[Data about app and page elements]
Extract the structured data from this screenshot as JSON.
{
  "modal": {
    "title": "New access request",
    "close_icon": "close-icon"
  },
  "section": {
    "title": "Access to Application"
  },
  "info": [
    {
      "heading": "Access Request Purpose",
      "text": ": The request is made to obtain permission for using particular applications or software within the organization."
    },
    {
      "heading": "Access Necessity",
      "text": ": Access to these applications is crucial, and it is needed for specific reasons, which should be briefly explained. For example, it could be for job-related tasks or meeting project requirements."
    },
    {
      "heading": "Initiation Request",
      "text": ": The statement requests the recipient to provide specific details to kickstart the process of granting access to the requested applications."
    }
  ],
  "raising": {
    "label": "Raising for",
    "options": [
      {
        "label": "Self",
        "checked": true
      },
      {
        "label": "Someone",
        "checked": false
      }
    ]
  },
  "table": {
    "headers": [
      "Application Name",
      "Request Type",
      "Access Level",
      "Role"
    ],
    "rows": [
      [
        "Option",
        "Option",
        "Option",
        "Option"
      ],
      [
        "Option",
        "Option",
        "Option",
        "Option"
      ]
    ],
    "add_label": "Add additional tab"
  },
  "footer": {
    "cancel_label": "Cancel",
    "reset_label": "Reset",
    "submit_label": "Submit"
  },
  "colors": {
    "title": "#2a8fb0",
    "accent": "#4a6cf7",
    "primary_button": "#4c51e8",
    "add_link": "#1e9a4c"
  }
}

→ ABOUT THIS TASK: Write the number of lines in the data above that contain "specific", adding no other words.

→ FINISHED TASK: 2